Already rushing toward making itself over as a global airline, Delta Air Lines has even bigger plans to embrace lucrative international flying, the carrier's chief financial officer said Monday.
A year ago, 20 percent of the bankrupt airline's revenue came from foreign routes. Delta has said that figure has moved to 35 percent, with a goal of 40 percent. But in an interview in Deer Valley, Ed Bastian said Delta is aiming at 50 percent within five years.
"We will be a growing, global competitor, with the right balance between international and domestic. Delta will become relevant again," Bastian said before delivering his first major speech in Utah about Delta's plan to restructure and emerge from Chapter 11 by the middle of next year.
Bastian, who is based at Delta's headquarters in Atlanta, spoke at an aviation industry conference at the Deer Valley resort outside Park City.
In his conference remarks, Bastian said Delta has taken big steps to close the revenue gulf that existed between the airline and the rest of the industry when the carrier filed for bankruptcy in September 2004. At the time, Delta's revenues were a "flat-out unacceptable" 85 percent of the industry average, he said.
He said the gap, equal to about $2 billion a year, was so huge that had it not existed, Delta would not have been forced to seek bankruptcy protection, even though it was faced with record jet fuel prices and competition from low-cost airlines.
Since then, Delta has narrowed the gap to 93 percent of the industry average and expects to eliminate it altogether by the end of 2007, Bastian said.
Much of the increase in revenue has come from a shift toward more profitable global flying. Since last fall, Delta has added 50 flights to more than 20 international cities. Delta has also opened 30 new routes from its fast-growing hub at Salt Lake City International Airport, including service to several business and resort destinations in Mexico.
How the hub will figure in Delta's international push is still unclear. Earlier this month, Utah airport and government officials came away disappointed from a meeting in Atlanta, where they hoped to persuade the airline to launch its first direct flight from Salt Lake to Europe next summer. The soonest the new flight could begin is in 2008. Working against the airport are uncertainties about demand for service, both in Utah and Europe.

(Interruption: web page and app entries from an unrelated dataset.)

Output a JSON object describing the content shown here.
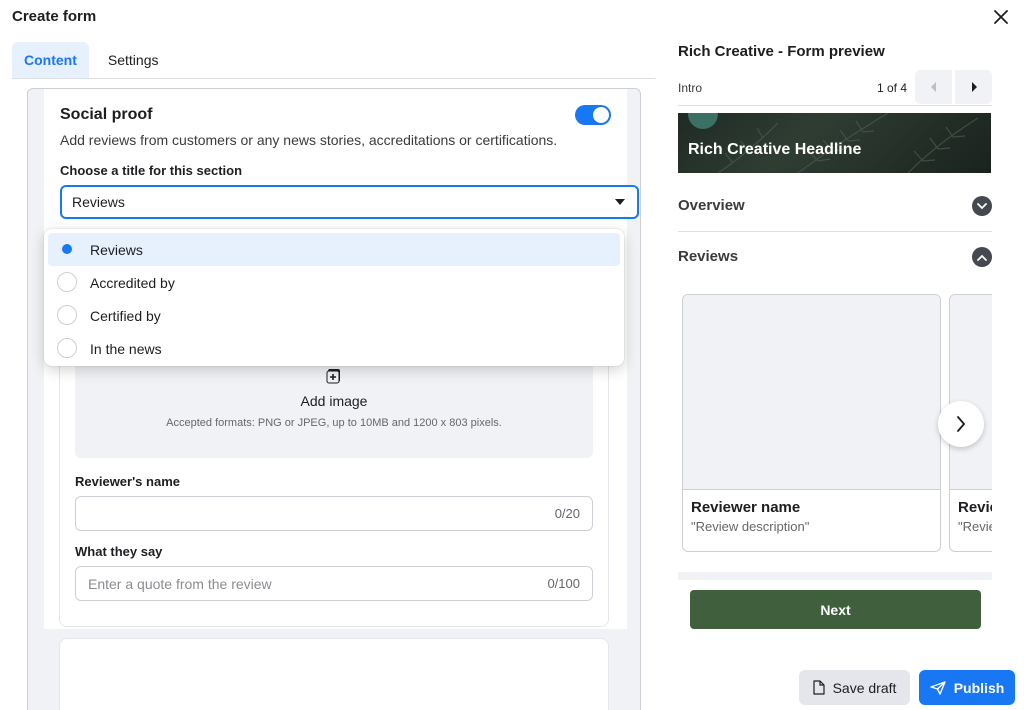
{
  "header": {
    "title": "Create form"
  },
  "tabs": [
    {
      "label": "Content"
    },
    {
      "label": "Settings"
    }
  ],
  "social_proof": {
    "title": "Social proof",
    "description": "Add reviews from customers or any news stories, accreditations or certifications.",
    "toggle_on": true,
    "title_label": "Choose a title for this section",
    "selected_title": "Reviews",
    "options": [
      {
        "label": "Reviews",
        "selected": true
      },
      {
        "label": "Accredited by",
        "selected": false
      },
      {
        "label": "Certified by",
        "selected": false
      },
      {
        "label": "In the news",
        "selected": false
      }
    ]
  },
  "review_form": {
    "add_image_label": "Add image",
    "image_hint": "Accepted formats: PNG or JPEG, up to 10MB and 1200 x 803 pixels.",
    "reviewer_name_label": "Reviewer's name",
    "reviewer_name_value": "",
    "reviewer_name_counter": "0/20",
    "what_they_say_label": "What they say",
    "what_they_say_placeholder": "Enter a quote from the review",
    "what_they_say_counter": "0/100"
  },
  "preview": {
    "title": "Rich Creative - Form preview",
    "nav_label": "Intro",
    "page_indicator": "1 of 4",
    "headline": "Rich Creative Headline",
    "sections": [
      {
        "label": "Overview",
        "expanded": false
      },
      {
        "label": "Reviews",
        "expanded": true
      }
    ],
    "review_cards": [
      {
        "name": "Reviewer name",
        "description": "\"Review description\""
      },
      {
        "name": "Reviewer name",
        "description": "\"Review description\""
      }
    ],
    "next_label": "Next"
  },
  "footer": {
    "save_draft_label": "Save draft",
    "publish_label": "Publish"
  },
  "colors": {
    "accent": "#1877f2",
    "next_button": "#3f5f3d",
    "selected_option_bg": "#e7f0fd"
  },
  "icons": {
    "close": "close-icon",
    "dropdown": "caret-down-icon",
    "image": "add-image-icon",
    "prev": "caret-left-icon",
    "next": "caret-right-icon",
    "chevron_down": "chevron-down-icon",
    "chevron_up": "chevron-up-icon",
    "carousel_next": "chevron-right-icon",
    "save": "document-icon",
    "publish": "paper-plane-icon"
  }
}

"Salt Lake is a strong location. We have announced several new routes (in the last year). If there is regional demand (for service to London or Paris), we will certainly agree to provide it," if the flights will make money, Bastian said.
Despite repeated declarations that Delta will lift itself from bankruptcy next spring, Bastian said a lot of uncertainties still lie ahead, many of which the company cannot control.
"I wouldn't use the word confident. I'm cautiously optimistic. Our lawyers and others say our timetable is extremely aggressive," he said.
Still ahead are more negotiations with the Pension Benefit Guaranty Corp., the government's pension insurance agency, which must take over Delta's pilot pension program.
Delta also must resolve pay disputes with pilots and flight attendants at its Comair subsidiary. On Monday, Comair said it will impose wage cuts and work-rule changes on the regional airline's flight attendants beginning Nov. 15. The flight attendants have threatened to strike if the concessions are enforced.
Like Delta, Comair is trying to emerge from bankruptcy. The Cincinnati-based carrier, which mainly serves cities in the eastern United States, had earlier reached an agreement with its pilots and mechanics. But those deals were contingent on getting concessions from the attendants.
Labor costs were a big factor behind Delta's announcement in August that it was seeking proposals to replace a portion of the jet service being provided by Comair and other regional carriers. Delta is asking for bids to operate up to 143 jets for its Delta Connection service.
Travelers moving through Salt Lake City International Airport probably won't notice much change if Delta Air Lines files for bankruptcy, although the struggling carrier's presence at its third-largest...
The Atlanta-based company is on track to leave Chapter 11 bankruptcy in the first half of 2007.